even when we take a hit and fall, our confidence will energise our next steps, even if we do not know exactly what those steps are.
(3) Confidence. With both Competence and Character, our Confidence grows. And even when we take a hit and fall, our confidence will energise our next steps, even if we do not know exactly what those steps are. Of course, we have seen it happen before; that once-confident people take a hit too many times and lose that confidence. Once that happens, they will see their will to Try again fade, and this is where they fall into despair. Nothing is happening because there is now a lack of confidence. This requires the next C.
(4) Connections. No man is an island, no man stands alone. This is true both in life and in business. I have never seen a successful businessman succeed all on his own. One's Connections are more important when one falls than when one is ahead. Seek new perspectives, new ideas and new opportunities from your connections. The worst thing you can do is to pull away from them during these times; something that most people are wont to do when they have fallen and perceive themselves as "failures". That is just the opposite of what we must do to Bounce Back! Seek your connections if just to commiserate. It would give you a different perspective.
The worst thing you can do is to pull away from (your connections) during these times; something that most people are wont to do when they have fallen and perceive themselves as "failures".
(5) Coping. Lastly, when all else fails, turn to your own specific coping mechanisms. For us, the easiest and fastest way to overcome the gloomy outlook is to get rid of the stress that is causing it. When we are under stress, hormones like cortisol (in our brain) and adrenaline (in our body) are coursing through. This makes us very edgy, and it tends to shut down executive functions. The only way to overcome that is to get it out of our system through physical exercise. I, for one, will run. You can go play ball, tennis, squash, swim, or cycle rigorously. You can even go to the trampoline park or the gym and do HIIT. Whatever you like, the key is to sweat it out for 30minutes or so every day. This will flush out the adrenaline and cortisol, and replace them with endorphins, the feel-good hormones. Couple more plusses that comes with this - not only can you start looking at things differently (less gloomy), you also become healthier and arrive closer to your ideal weight. And this is important, because in a situation where you think that you have no control, here is something where you can grasp ascendancy.
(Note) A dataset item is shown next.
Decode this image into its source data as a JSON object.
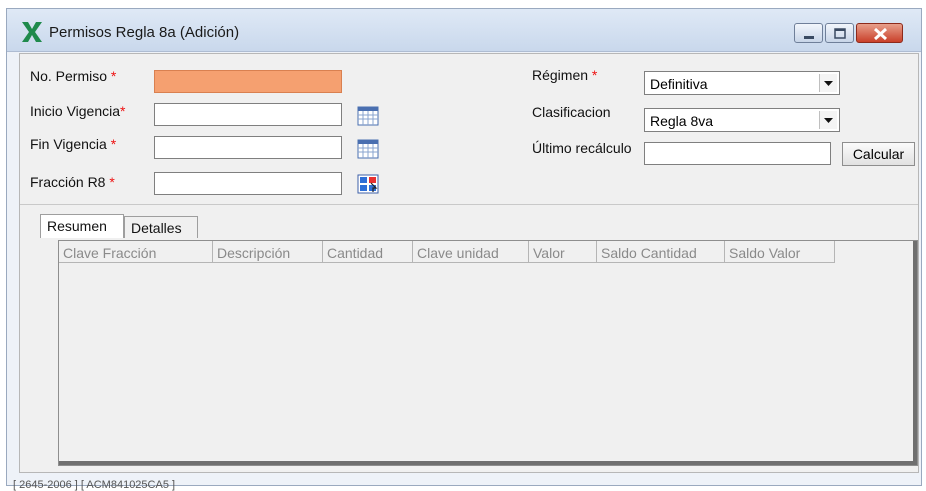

And that will build back your confidence, which will allow you to pull yourself out of the rut.
It supports the growth mindset
As a Dimension of the growth mindset, Bounce Back is a very important supporter that builds on the Learning, Risk Taking and Forward dimensions. Indeed, without it, one is unable to uncover new knowledge through action. One will be deeply rooted in the status quo, daring to move ONLY when one is fully confident and sure of success. Yet, how can one be 100% sure of anything. That does not exist. Instead, one needs to go out there and find out for oneself, and that requires one to Risk being wrong, to Risk being laughed at, to Risk being labelled a "failure". But you and I know, there is no such thing as "failure" while one is on the road of discovery. We Try, it leads us to an Event, which provides Feedback, we then Check our inputs, our steps, and we Adjust, leading to another Trial. And step by step, we inch closer to success.
This is the path to growth, the path to learning, the path to success. And it is undergirded by our resilience, our Bounce Back-ability!